June 19, 2008 Leave a comment
Wow! An amazing indictment of the Bush administration's torture regime from former two-star general Anthony Taguba, the general charged with investigating the abuses at Abu Graib. Dan Froomkin somes it up quite succinctly:
The two-star general who led an Army investigation into the horrific
detainee abuse at Abu Ghraib has accused the Bush administration of war
crimes and is calling for accountability.
In his 2004 report
on Abu Ghraib, then-Major General Anthony Taguba concluded that
“numerous incidents of sadistic, blatant, and wanton criminal abuses
were inflicted on several detainees.” He called the abuse “systemic and
illegal.” And, as Seymour M. Hersh reported in the New Yorker, he was rewarded for his honesty by being forced into retirement.
The new report, he writes, “tells the largely untold human story of
what happened to detainees in our custody when the Commander-in-Chief
and those under him authorized a systematic regime of torture. This
story is not only written in words: It is scrawled for the rest of
these individual's lives on their bodies and minds. Our national honor
is stained by the indignity and inhumane treatment these men received
from their captors.
“The profiles of these eleven former detainees, none
of whom were ever charged with a crime or told why they were detained,
are tragic and brutal rebuttals to those who claim that torture is ever
justified. Through the experiences of these men in Iraq, Afghanistan,
and Guantanamo Bay, we can see the full-scope of the damage this
illegal and unsound policy has inflicted –both on America's
institutions and our nation's founding values, which the military,
intelligence services, and our justice system are duty-bound to defend.
“In order for these individuals to suffer the wanton cruelty to
which they were subjected, a government policy was promulgated to the
field whereby the Geneva Conventions and the Uniform Code of Military
Justice were disregarded. The UN Convention Against Torture was
indiscriminately ignored. . . .
This final paragraph is quite the damning indictment (bolding mine):
“After years of disclosures by government investigations, media
accounts, and reports from human rights organizations, there is no
longer any doubt as to whether the current administration has committed
war crimes. The only question that remains to be answered is whether
those who ordered the use of torture will be held to account.”
Andrew Sullivan also has a great post on the matter. My favorite part:

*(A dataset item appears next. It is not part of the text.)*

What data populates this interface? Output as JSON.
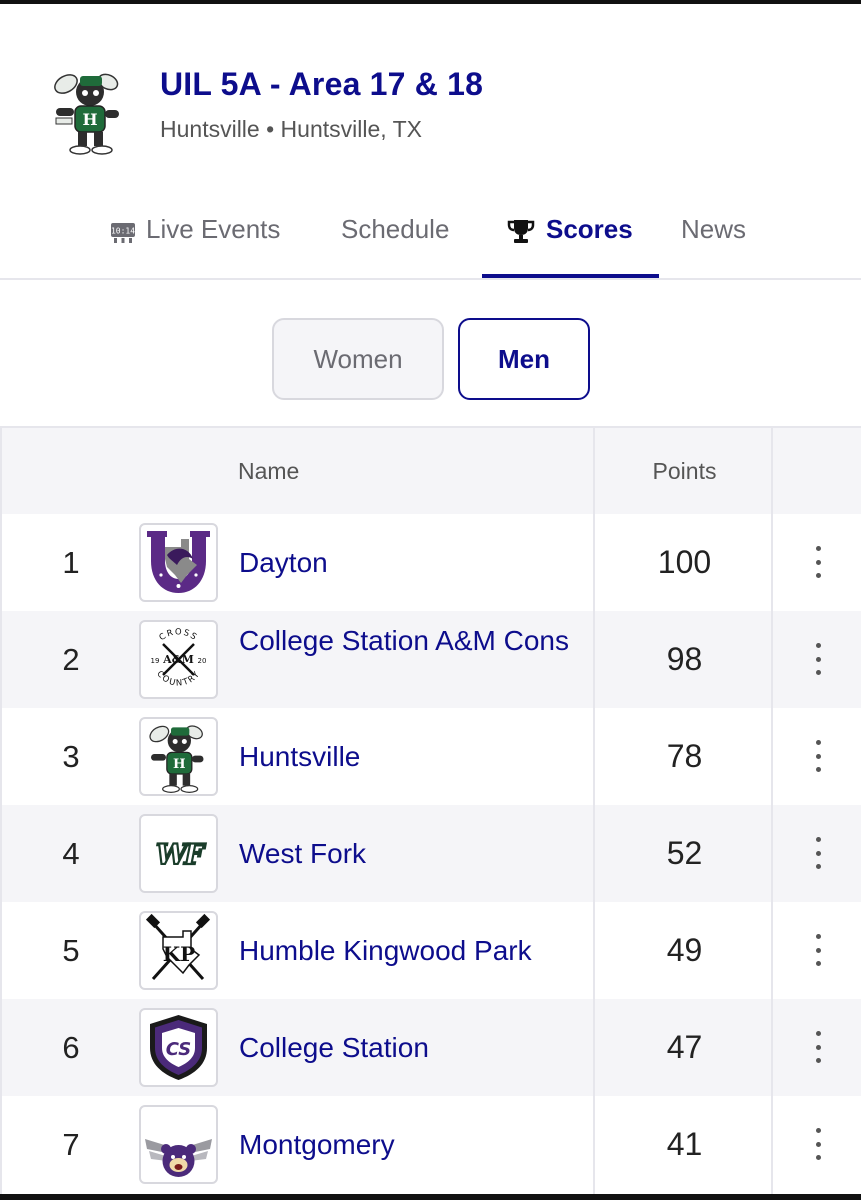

And all this was done not in the chaos of a battlefield or even by
rogue units or POW camps. It was not done in a war with anything like

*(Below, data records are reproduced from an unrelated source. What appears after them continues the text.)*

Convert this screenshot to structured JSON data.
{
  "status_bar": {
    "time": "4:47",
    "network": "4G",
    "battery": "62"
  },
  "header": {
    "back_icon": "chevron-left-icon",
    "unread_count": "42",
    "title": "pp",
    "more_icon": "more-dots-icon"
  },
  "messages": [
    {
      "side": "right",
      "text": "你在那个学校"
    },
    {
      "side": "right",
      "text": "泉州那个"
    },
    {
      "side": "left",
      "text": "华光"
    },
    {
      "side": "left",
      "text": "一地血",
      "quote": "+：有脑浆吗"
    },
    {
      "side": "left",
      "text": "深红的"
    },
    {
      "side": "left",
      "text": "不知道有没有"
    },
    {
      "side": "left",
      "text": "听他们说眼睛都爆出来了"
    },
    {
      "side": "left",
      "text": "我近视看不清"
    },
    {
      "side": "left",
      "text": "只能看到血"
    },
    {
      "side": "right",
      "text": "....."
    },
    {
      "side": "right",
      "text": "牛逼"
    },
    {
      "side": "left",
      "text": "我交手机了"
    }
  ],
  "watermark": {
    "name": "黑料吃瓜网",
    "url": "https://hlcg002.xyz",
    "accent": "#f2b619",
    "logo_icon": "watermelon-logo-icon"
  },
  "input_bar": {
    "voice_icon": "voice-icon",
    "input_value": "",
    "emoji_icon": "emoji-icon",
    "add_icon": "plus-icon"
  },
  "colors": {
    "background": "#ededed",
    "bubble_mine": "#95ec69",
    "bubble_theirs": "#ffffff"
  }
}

as many soldiers and battles as World War II. It was done in a closely
managed war by a professional military and intelligence service in
every theater of combat as a concerted policy to get more intelligence
about Jihadist terror and the Iraq insurgency. It was authorized
directly in the chain of command by the president, who knowingly broke
the law and hired lawyers to tell him he hadn't. No clever
argumentation that “only” 270 prisoners remain at Gitmo can gainsay
that. And it is not, by the way, evidence against the fact that this
administration seized countless innocents and tortured them to say that
they eventually released most of them. It is no consolation to the
torture victims at Abu Ghraib that they were eventually set free and
their innocence confirmed. Those are the standards of benign
dictatorships, not democracies.
And, on the war criminal front, over at TNR, Scott Horton writes that a number of Bush administration officials better be careful where they travel, lest they actually be held accountable for their actions. It would be nice to see some of these anti-democratic thugs masquerading as civil servants get what they deserve.